TU Professor Awarded Fulbright to Teach and Do Research in Hungary

Tuesday, November 13, 2007

J. Markham Collins, professor of finance and associate dean of the University of Tulsa College of Business Administration, has been awarded a Fulbright Scholar grant to lecture and conduct research in Eger, Hungary during 2008.

Collins will be a guest faculty member at the Institute of Economic Science at Karoly Eszterházy College for five months beginning in February 2008. He will teach the course, "Financial Management in a Transitional Economy," and serve as an academic consultant for the administration on the college’s programs.

TU’s College of Business Administration has had an ongoing relationship with Hungary since 1990, and Collins has written two financial management books for the Hungarian market. One of his books, “About Finances Not Only for Financial Experts” has attracted attention because of its unique presentation.

"Hungarians have been interested in this finance book because it uses the country’s existing accounting rules and applies them to Hungarian examples in order to draw insights, just as is commonly done in the United States," Collins said. "Other American authors have only applied U.S. accounting principles to U.S. explanations without a Hungarian perspective. This book offers them something new, something different."

"About Finances Not Only for Financial Experts," is in its third edition and was co-authored by Collins’ wife, Rebecca Collins, a former TU accounting professor. Collins hopes to gather new information from his Fulbright visit to enhance a possible future edition of the book. His second publication for the Hungarian market, "Cash Flow and Liquidity Management," is in its second edition.

Both books present the material in a dual language format – pages present one side in English with the facing page in Hungarian. Collins believes this format is popular in the country because it builds business language skills for Hungarian students while reinforcing the information by presenting it twice.

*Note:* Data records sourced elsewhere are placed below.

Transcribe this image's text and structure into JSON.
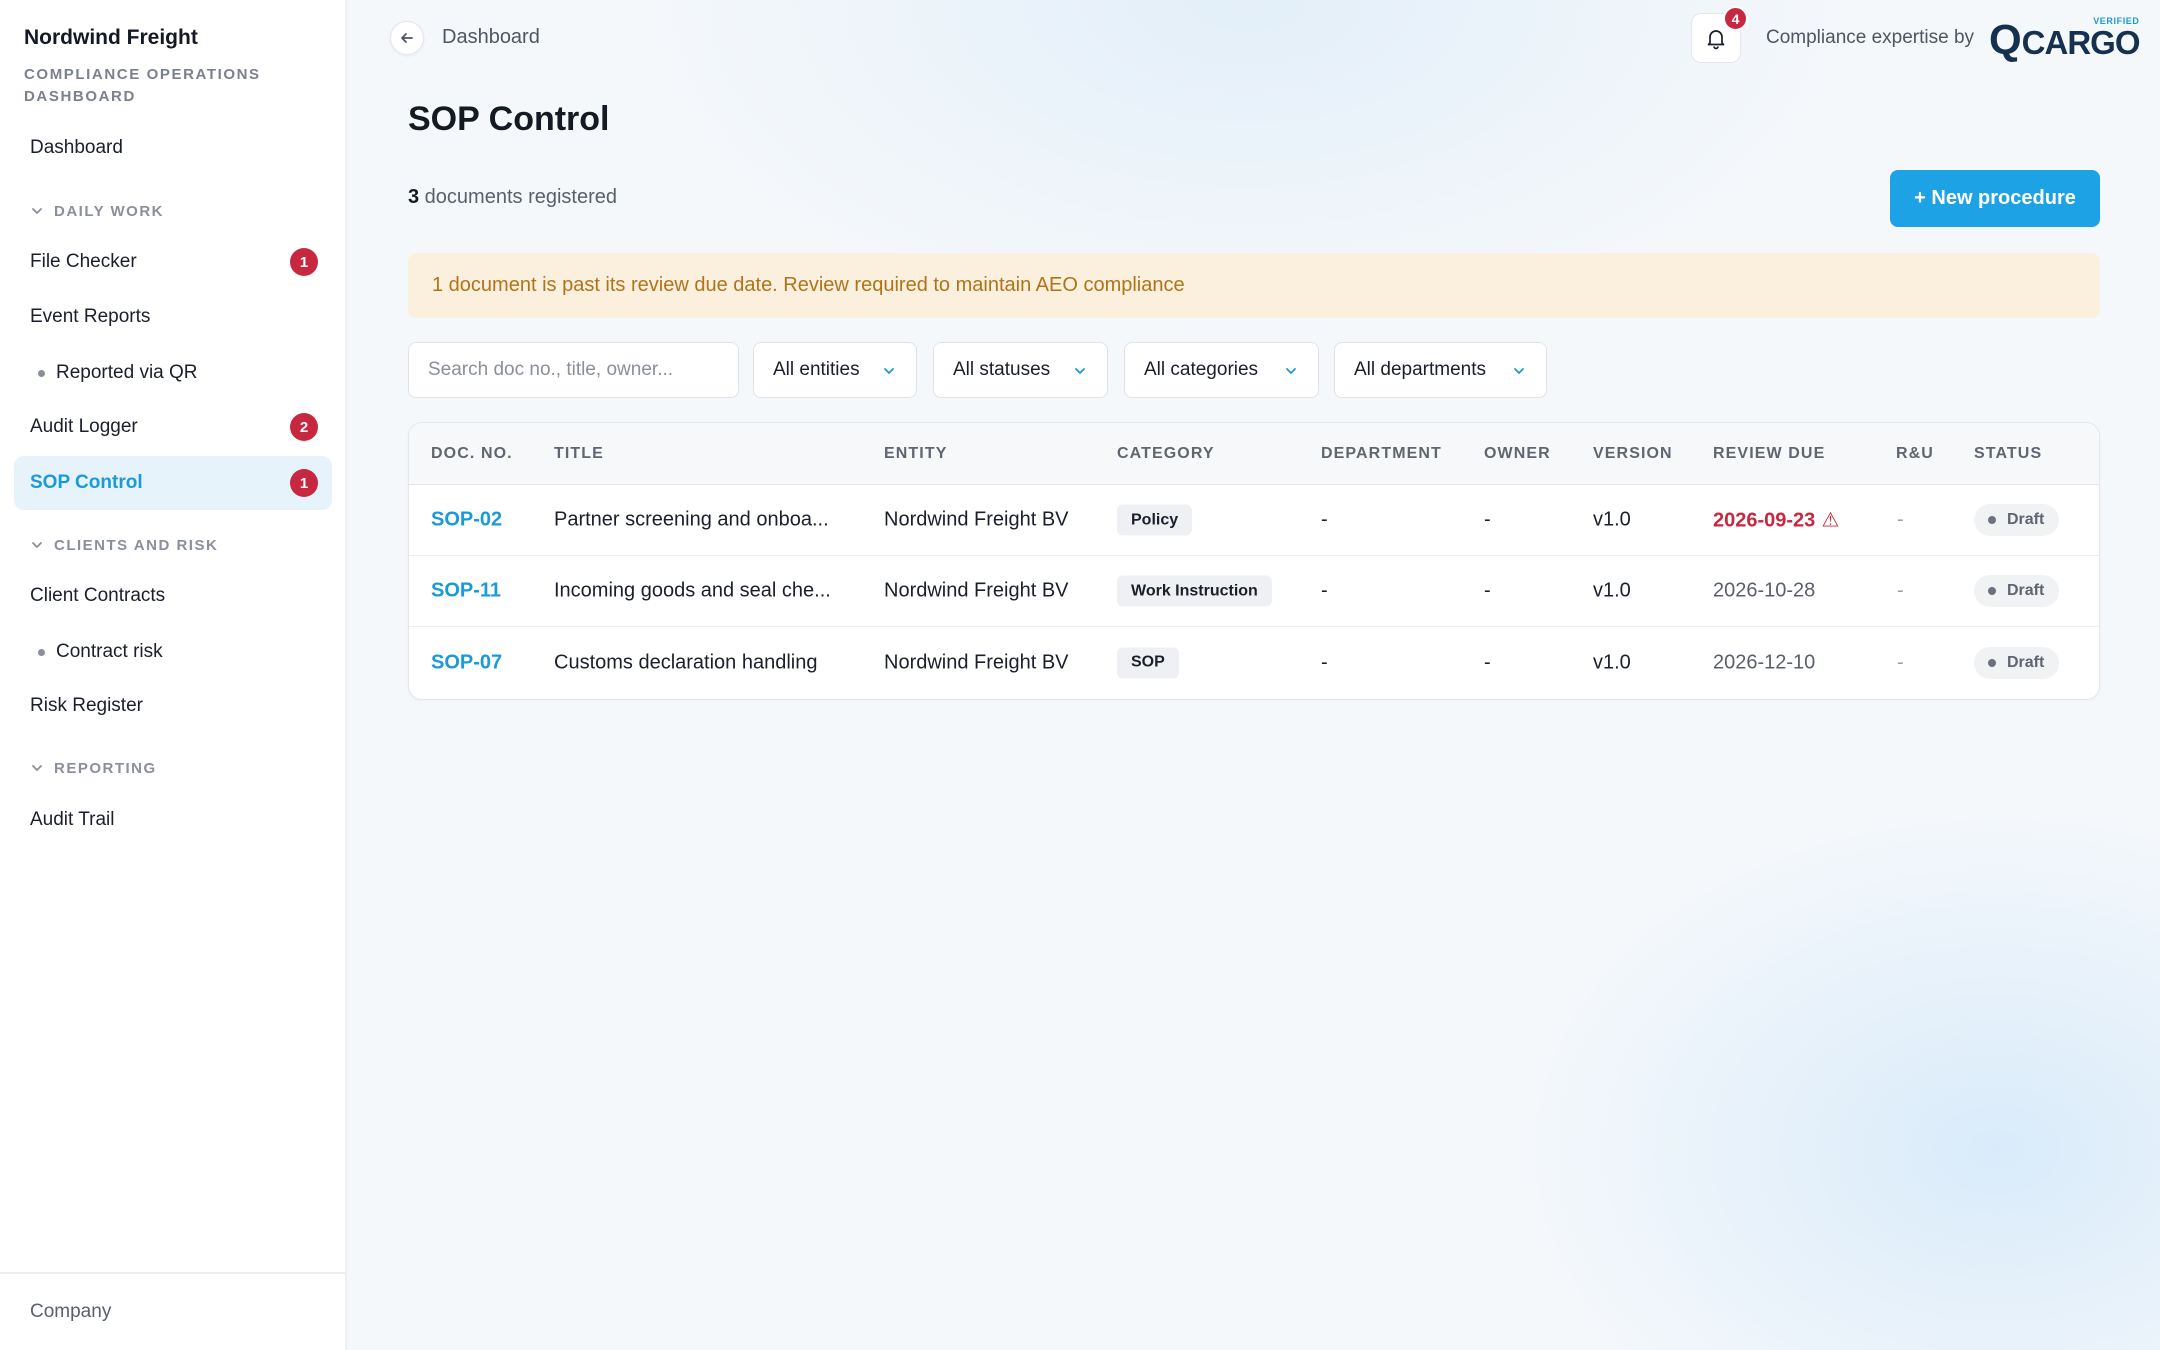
{
  "sidebar": {
    "brand_name": "Nordwind Freight",
    "brand_sub": "Compliance Operations Dashboard",
    "items": {
      "dashboard": "Dashboard",
      "section_daily": "DAILY WORK",
      "file_checker": "File Checker",
      "file_checker_badge": "1",
      "event_reports": "Event Reports",
      "reported_qr": "Reported via QR",
      "audit_logger": "Audit Logger",
      "audit_logger_badge": "2",
      "sop_control": "SOP Control",
      "sop_control_badge": "1",
      "section_clients": "CLIENTS AND RISK",
      "client_contracts": "Client Contracts",
      "contract_risk": "Contract risk",
      "risk_register": "Risk Register",
      "section_reporting": "REPORTING",
      "audit_trail": "Audit Trail"
    },
    "footer": "Company"
  },
  "header": {
    "breadcrumb": "Dashboard",
    "notification_count": "4",
    "expertise_text": "Compliance expertise by",
    "logo_text": "CARGO",
    "logo_mark": "Q",
    "logo_badge": "VERIFIED"
  },
  "main": {
    "title": "SOP Control",
    "count": "3",
    "count_suffix": " documents registered",
    "new_button": "+ New procedure",
    "alert": "1 document is past its review due date. Review required to maintain AEO compliance",
    "search_placeholder": "Search doc no., title, owner...",
    "filters": {
      "entities": "All entities",
      "statuses": "All statuses",
      "categories": "All categories",
      "departments": "All departments"
    }
  },
  "table": {
    "headers": {
      "docno": "DOC. NO.",
      "title": "TITLE",
      "entity": "ENTITY",
      "category": "CATEGORY",
      "department": "DEPARTMENT",
      "owner": "OWNER",
      "version": "VERSION",
      "review_due": "REVIEW DUE",
      "ru": "R&U",
      "status": "STATUS"
    },
    "rows": [
      {
        "docno": "SOP-02",
        "title": "Partner screening and onboa...",
        "entity": "Nordwind Freight BV",
        "category": "Policy",
        "department": "-",
        "owner": "-",
        "version": "v1.0",
        "review_due": "2026-09-23",
        "ru": "-",
        "status": "Draft"
      },
      {
        "docno": "SOP-11",
        "title": "Incoming goods and seal che...",
        "entity": "Nordwind Freight BV",
        "category": "Work Instruction",
        "department": "-",
        "owner": "-",
        "version": "v1.0",
        "review_due": "2026-10-28",
        "ru": "-",
        "status": "Draft"
      },
      {
        "docno": "SOP-07",
        "title": "Customs declaration handling",
        "entity": "Nordwind Freight BV",
        "category": "SOP",
        "department": "-",
        "owner": "-",
        "version": "v1.0",
        "review_due": "2026-12-10",
        "ru": "-",
        "status": "Draft"
      }
    ]
  },
  "colors": {
    "accent": "#1ea2e6",
    "danger": "#c8283f",
    "warning_bg": "#fbf0de",
    "warning_text": "#b07418"
  }
}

Collins also said he looks forward to furthering the research he conducted with TU alumnus and Fulbright scholar Haden Snyder. Their collaborative research project focused on ethnic Hungarians in Transylvania and the diversity of workplace attitudes among the country’s different population groups, namely Germans, Hungarians and Romanians.

"The Fulbright award will allow me to expand on our baseline research and apply it to a larger population in a different geographical area," Collins said.

He hopes to build a partnership with a large company that operates in both Hungary and Romania for a comparative study of employees and the business environment. The research could potentially be widely used because their general methodology could be applied to other ethnically diverse work environments.

Collins is one of approximately 800 U.S. faculty and professionals who will travel abroad through the Fulbright U.S. Scholar Program during the 2007–2008 academic year. The Fulbright program, which is funded by Congress, is designed to increase mutual understanding between the people of the United States and the people of other countries.